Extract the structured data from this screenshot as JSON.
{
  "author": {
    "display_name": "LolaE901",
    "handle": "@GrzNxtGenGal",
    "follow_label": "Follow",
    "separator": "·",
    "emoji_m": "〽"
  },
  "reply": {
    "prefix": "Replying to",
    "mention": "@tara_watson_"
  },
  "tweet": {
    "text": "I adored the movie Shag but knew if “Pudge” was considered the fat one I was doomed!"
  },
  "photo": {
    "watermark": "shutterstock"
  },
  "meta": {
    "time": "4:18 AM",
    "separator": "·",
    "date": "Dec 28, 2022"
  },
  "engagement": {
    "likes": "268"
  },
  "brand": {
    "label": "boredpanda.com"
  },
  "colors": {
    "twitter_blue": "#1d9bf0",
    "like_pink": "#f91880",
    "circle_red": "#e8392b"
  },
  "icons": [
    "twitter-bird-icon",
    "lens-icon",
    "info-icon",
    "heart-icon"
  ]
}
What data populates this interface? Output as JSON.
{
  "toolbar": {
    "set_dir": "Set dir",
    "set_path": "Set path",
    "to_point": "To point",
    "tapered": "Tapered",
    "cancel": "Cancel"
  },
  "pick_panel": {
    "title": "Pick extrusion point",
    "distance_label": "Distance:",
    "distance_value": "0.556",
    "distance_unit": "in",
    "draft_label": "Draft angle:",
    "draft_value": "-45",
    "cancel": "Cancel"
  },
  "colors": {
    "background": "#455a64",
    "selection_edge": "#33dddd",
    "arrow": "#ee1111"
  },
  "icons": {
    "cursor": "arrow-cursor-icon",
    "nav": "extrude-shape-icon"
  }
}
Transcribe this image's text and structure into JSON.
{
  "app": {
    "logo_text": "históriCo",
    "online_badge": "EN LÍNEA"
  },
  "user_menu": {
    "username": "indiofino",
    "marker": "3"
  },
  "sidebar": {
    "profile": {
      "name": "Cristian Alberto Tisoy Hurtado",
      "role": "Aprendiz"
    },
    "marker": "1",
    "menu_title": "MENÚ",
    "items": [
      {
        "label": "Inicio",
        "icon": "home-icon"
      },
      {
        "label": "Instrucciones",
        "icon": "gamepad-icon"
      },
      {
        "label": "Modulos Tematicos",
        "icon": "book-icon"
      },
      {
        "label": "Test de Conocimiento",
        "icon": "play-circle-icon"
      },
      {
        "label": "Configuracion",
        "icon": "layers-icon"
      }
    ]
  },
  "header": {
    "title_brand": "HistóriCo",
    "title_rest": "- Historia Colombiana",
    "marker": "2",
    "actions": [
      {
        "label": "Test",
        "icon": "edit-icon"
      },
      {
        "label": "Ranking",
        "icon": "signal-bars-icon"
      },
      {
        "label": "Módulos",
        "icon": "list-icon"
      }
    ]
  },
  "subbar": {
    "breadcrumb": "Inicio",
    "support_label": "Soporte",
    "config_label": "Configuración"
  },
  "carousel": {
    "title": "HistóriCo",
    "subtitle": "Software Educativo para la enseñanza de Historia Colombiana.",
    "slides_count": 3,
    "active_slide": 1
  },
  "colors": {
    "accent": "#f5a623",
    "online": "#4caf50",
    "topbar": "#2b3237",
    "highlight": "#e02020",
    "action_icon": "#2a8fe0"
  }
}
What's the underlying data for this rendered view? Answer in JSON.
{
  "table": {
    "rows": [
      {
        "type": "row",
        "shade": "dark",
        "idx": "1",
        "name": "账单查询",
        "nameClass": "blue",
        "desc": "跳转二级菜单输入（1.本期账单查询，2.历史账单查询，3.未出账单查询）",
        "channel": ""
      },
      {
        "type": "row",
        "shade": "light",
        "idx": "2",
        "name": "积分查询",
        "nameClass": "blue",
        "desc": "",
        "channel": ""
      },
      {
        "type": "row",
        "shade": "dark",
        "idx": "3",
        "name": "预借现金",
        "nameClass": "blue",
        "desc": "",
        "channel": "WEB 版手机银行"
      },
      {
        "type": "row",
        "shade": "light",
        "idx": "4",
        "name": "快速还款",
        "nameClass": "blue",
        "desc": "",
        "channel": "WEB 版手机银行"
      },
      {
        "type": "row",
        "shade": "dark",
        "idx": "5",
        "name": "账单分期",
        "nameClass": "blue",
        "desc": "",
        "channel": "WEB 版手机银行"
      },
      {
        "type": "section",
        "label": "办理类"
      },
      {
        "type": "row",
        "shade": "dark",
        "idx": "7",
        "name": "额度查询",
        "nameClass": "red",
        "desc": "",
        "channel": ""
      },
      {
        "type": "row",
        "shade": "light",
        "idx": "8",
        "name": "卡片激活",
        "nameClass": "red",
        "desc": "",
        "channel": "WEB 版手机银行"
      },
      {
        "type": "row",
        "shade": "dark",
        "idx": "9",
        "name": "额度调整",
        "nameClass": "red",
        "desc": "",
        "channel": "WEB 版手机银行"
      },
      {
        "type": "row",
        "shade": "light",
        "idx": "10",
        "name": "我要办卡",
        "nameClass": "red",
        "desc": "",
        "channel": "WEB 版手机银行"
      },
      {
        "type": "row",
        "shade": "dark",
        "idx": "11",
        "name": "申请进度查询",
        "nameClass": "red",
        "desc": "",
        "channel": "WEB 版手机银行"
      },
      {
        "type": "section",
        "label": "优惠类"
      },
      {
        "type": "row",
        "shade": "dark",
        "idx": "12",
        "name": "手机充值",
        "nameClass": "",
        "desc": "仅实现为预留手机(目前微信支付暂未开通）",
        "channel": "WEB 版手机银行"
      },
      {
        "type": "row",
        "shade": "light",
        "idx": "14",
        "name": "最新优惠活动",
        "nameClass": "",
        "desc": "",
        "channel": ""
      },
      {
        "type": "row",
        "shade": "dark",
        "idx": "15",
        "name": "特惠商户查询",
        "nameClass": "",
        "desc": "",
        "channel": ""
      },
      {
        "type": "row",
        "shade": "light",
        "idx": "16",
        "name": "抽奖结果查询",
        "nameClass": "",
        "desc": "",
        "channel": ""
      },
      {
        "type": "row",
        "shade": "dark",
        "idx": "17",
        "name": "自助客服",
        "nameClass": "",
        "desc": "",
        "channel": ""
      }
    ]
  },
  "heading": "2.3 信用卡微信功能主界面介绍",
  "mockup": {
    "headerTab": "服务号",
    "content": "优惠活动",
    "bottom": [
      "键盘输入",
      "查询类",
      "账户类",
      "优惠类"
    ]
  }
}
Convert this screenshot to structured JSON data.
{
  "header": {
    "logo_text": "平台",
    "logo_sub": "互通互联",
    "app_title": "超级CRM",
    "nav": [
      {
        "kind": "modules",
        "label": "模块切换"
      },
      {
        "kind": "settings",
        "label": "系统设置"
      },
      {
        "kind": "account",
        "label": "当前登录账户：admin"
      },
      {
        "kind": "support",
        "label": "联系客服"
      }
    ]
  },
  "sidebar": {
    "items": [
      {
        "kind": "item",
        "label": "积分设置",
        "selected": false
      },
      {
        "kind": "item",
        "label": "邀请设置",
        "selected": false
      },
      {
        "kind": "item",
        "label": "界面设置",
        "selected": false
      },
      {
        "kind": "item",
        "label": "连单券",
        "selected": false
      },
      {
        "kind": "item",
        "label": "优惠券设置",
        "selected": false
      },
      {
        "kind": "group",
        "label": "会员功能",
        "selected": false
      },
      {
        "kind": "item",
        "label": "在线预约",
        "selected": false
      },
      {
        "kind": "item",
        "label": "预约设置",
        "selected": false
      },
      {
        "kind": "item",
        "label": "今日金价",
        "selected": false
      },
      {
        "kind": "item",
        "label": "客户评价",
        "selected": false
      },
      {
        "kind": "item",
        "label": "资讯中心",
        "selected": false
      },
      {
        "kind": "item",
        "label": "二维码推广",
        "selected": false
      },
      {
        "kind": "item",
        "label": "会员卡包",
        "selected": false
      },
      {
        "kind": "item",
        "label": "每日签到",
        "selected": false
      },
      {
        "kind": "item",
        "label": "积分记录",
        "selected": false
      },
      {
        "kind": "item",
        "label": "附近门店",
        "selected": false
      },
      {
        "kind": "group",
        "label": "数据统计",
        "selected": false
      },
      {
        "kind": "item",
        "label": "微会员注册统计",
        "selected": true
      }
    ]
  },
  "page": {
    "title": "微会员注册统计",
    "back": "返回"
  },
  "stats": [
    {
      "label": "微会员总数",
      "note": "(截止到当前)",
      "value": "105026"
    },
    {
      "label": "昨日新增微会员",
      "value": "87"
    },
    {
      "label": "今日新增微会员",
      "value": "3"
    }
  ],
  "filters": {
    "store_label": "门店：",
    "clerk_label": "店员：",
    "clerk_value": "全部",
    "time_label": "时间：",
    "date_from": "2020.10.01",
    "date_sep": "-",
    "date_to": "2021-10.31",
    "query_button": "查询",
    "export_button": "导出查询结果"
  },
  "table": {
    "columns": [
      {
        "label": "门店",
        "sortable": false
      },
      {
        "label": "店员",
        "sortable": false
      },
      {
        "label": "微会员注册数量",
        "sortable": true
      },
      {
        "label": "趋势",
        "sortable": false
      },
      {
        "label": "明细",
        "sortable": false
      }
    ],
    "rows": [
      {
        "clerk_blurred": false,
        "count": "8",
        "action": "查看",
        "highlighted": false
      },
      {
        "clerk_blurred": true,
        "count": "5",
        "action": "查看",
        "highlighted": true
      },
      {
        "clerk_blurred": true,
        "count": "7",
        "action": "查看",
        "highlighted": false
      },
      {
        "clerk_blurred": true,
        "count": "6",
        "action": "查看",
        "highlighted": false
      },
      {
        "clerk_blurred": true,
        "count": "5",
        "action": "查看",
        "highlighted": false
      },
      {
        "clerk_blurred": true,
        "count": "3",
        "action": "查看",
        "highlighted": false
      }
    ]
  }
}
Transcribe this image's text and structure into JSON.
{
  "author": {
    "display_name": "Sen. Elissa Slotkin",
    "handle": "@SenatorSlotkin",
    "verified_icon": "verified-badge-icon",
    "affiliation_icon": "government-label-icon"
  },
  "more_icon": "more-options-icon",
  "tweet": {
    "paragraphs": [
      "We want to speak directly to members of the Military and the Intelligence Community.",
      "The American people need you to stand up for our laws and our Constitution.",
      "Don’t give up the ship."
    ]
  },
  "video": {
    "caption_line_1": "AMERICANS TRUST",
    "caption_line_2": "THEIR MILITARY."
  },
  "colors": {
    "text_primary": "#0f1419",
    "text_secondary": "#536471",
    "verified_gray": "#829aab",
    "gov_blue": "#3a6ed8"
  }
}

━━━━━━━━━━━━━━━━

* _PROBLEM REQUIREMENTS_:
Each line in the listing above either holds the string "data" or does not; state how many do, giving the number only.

* _FINAL ANSWER_:
4